### What you should do
Could you copy out every line of the data where the word "text" occurs?

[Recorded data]
#####
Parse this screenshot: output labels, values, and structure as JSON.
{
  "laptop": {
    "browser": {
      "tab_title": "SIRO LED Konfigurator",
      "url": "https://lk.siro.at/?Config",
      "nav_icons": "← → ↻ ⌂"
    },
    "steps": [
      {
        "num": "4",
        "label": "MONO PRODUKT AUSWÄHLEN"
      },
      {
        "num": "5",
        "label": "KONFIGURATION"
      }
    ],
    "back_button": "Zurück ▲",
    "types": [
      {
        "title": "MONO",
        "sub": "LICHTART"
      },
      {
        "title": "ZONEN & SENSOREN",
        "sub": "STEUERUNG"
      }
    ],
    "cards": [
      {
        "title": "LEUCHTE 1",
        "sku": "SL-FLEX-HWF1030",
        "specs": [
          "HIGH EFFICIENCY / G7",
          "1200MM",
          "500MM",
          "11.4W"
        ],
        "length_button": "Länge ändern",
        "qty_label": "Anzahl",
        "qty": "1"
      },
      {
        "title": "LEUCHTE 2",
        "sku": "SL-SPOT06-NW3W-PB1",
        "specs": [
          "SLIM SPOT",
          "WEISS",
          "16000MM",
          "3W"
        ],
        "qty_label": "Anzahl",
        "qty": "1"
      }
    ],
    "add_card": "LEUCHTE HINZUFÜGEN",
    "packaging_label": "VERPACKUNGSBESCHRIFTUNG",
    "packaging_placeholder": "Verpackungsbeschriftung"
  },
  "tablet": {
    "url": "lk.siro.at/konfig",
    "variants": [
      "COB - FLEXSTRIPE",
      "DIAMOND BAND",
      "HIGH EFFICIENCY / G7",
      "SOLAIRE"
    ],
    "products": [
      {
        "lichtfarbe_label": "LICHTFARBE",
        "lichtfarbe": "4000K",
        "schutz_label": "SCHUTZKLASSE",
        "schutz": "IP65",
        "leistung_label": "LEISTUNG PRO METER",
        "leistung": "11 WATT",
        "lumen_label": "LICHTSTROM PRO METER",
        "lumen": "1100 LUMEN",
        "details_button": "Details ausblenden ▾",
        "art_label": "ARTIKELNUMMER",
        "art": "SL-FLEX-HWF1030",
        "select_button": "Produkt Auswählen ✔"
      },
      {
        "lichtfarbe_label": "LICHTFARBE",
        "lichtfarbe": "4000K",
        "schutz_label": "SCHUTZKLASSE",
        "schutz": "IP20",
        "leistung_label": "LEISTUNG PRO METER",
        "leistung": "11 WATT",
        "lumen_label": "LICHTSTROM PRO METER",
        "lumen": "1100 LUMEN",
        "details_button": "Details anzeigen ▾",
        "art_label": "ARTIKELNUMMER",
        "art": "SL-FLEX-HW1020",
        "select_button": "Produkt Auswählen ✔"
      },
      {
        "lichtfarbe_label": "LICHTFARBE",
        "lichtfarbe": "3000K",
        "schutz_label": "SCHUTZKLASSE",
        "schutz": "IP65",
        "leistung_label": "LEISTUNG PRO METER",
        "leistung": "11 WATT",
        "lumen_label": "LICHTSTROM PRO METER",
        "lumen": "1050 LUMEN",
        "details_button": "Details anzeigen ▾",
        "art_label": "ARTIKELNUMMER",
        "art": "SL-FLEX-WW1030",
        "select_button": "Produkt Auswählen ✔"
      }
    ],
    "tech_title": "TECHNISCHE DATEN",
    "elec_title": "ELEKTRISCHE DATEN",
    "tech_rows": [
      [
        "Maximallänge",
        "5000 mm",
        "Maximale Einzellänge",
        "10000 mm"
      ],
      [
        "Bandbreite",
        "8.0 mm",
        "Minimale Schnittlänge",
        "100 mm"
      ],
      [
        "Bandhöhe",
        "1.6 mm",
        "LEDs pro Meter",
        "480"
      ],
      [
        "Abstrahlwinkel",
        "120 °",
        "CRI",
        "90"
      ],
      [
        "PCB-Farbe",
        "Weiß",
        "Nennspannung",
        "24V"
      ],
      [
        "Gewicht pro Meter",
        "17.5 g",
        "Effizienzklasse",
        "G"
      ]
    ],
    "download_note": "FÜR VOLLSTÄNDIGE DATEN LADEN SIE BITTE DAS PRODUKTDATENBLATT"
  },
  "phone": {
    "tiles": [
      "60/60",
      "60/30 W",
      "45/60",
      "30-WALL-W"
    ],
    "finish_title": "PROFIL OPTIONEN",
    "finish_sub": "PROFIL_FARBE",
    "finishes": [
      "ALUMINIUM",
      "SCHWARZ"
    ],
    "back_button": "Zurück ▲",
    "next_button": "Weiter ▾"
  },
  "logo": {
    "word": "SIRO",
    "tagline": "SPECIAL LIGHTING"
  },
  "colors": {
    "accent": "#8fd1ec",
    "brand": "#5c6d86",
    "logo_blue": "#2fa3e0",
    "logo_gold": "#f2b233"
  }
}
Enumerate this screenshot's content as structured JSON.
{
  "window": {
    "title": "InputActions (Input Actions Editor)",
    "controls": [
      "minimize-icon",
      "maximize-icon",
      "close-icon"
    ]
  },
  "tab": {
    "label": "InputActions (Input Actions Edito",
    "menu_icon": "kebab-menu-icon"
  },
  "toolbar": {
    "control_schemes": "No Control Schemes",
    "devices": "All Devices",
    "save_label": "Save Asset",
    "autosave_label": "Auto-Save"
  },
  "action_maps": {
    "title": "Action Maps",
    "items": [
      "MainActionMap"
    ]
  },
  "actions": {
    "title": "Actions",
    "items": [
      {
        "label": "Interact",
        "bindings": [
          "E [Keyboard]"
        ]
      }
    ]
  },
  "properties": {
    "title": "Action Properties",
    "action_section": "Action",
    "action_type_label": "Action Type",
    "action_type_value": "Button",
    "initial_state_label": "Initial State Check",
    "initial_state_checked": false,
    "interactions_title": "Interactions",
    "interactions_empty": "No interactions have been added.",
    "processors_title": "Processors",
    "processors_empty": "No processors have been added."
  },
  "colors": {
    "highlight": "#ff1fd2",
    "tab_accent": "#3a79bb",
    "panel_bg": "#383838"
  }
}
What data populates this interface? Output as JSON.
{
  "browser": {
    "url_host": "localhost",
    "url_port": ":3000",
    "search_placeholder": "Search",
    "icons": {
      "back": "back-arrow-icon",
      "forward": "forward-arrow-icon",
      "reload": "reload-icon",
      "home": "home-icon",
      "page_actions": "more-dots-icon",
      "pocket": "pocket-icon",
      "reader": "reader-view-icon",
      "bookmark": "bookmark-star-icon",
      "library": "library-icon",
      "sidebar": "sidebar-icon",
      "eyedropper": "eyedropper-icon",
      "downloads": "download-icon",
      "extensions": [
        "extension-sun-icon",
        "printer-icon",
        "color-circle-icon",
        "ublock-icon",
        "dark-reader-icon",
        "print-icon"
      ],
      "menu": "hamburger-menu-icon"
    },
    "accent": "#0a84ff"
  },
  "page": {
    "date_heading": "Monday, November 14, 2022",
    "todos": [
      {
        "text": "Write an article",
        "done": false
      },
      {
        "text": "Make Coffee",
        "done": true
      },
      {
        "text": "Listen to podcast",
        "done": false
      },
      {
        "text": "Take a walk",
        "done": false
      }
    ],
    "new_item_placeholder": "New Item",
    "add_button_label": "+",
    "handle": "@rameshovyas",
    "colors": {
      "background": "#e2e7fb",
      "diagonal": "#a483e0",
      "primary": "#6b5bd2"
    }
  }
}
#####
### Task answer
        "text": "Write an article",
        "text": "Make Coffee",
        "text": "Listen to podcast",
        "text": "Take a walk",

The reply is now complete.